The piece, called “Threshold” is designed and executed by Seattle-based artist Susan Zoccola — an artist whose work is on display in numerous public places, including in Seattle’s international airport, in a middle school hall and on the streets of Everett, Washington.
The $100,000, 22-foot sculpture was inspired by the artist’s first time visiting Ashland.
“I have been moved by the vitality of the city, the natural beauty found everywhere, the richness of the performing and visual arts communities and the way people I met felt really committed and connected to their city,” Zoccola wrote in her description of the sculpture.
The piece creates curiosity as views of it change in all directions, serving as a welcome to Ashland at its site on the southeast end of downtown.
The freestanding sculpture is made of vertical painted metal poles, with an assemblage of interconnected spirals of steel tubes, connected with horizontal steel wire fashioned into a kind of rope.
The city started a Public Art Master Plan in 2007 — the same year the council voted to start dedicating 3 percent of the city’s transient occupancy tax proceeds to public arts.
In 2015, Zoccola applied following a national call for a city of Ashland contemporary art project. She was chosen with her first design, “Gather,” in September the same year.
Following a public outcry, the council tasked Zoccola was creating an alternative design, which later became “Threshold.” The City Council chose it over "Gather" in June 2016.
“I love Ashland and I am honored to make the sculpture there,” Zoccola said in an interview in December. “I’m glad the process let me be inspired to create ‘Threshold.’”

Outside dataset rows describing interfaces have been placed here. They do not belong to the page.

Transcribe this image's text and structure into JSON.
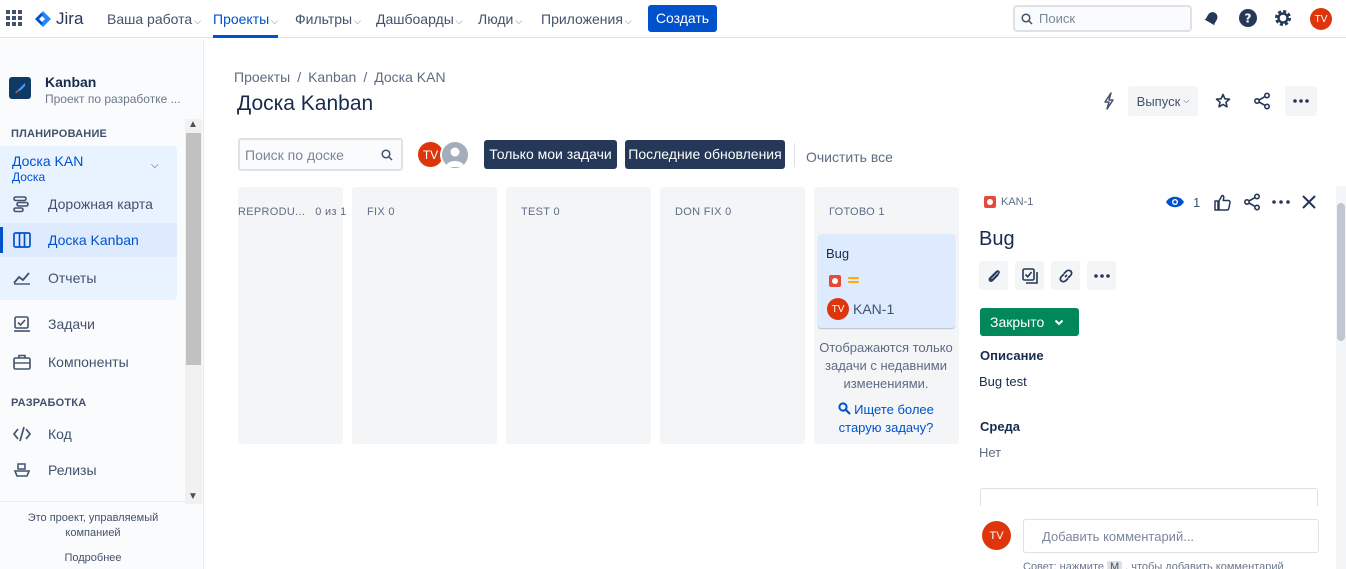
{
  "topnav": {
    "logo_text": "Jira",
    "items": [
      {
        "label": "Ваша работа"
      },
      {
        "label": "Проекты"
      },
      {
        "label": "Фильтры"
      },
      {
        "label": "Дашбоарды"
      },
      {
        "label": "Люди"
      },
      {
        "label": "Приложения"
      }
    ],
    "create_label": "Создать",
    "search_placeholder": "Поиск",
    "avatar_initials": "TV",
    "accent_color": "#0052cc"
  },
  "sidebar": {
    "project_name": "Kanban",
    "project_sub": "Проект по разработке ...",
    "planning_title": "ПЛАНИРОВАНИЕ",
    "board_group_title": "Доска KAN",
    "board_group_sub": "Доска",
    "planning_items": [
      {
        "label": "Дорожная карта",
        "icon": "roadmap-icon"
      },
      {
        "label": "Доска Kanban",
        "icon": "board-icon"
      },
      {
        "label": "Отчеты",
        "icon": "reports-icon"
      }
    ],
    "items": [
      {
        "label": "Задачи",
        "icon": "issues-icon"
      },
      {
        "label": "Компоненты",
        "icon": "components-icon"
      }
    ],
    "dev_title": "РАЗРАБОТКА",
    "dev_items": [
      {
        "label": "Код",
        "icon": "code-icon"
      },
      {
        "label": "Релизы",
        "icon": "releases-icon"
      }
    ],
    "footer_text": "Это проект, управляемый компанией",
    "footer_link": "Подробнее"
  },
  "breadcrumb": {
    "items": [
      "Проекты",
      "Kanban",
      "Доска KAN"
    ]
  },
  "page_title": "Доска Kanban",
  "header_actions": {
    "release_label": "Выпуск"
  },
  "filters": {
    "search_placeholder": "Поиск по доске",
    "avatar_initials": "TV",
    "only_my_issues": "Только мои задачи",
    "recently_updated": "Последние обновления",
    "clear_all": "Очистить все"
  },
  "columns": [
    {
      "name": "REPRODU...",
      "count": "0 из 1"
    },
    {
      "name": "FIX",
      "count": "0"
    },
    {
      "name": "TEST",
      "count": "0"
    },
    {
      "name": "DON FIX",
      "count": "0"
    },
    {
      "name": "ГОТОВО",
      "count": "1"
    }
  ],
  "card": {
    "title": "Bug",
    "key": "KAN-1",
    "assignee": "TV"
  },
  "done_note": "Отображаются только задачи с недавними изменениями.",
  "older_link": "Ищете более старую задачу?",
  "detail": {
    "key": "KAN-1",
    "watchers": "1",
    "title": "Bug",
    "status": "Закрыто",
    "status_color": "#00875a",
    "description_label": "Описание",
    "description": "Bug test",
    "environment_label": "Среда",
    "environment": "Нет",
    "comment_avatar": "TV",
    "comment_placeholder": "Добавить комментарий...",
    "tip_prefix": "Совет: нажмите",
    "tip_key": "M",
    "tip_suffix": ", чтобы добавить комментарий"
  }
}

— Reach reporter Tran Nguyen at 541-776-4485 or firstname.lastname@example.org. Follow her on twitter @nguyenntrann.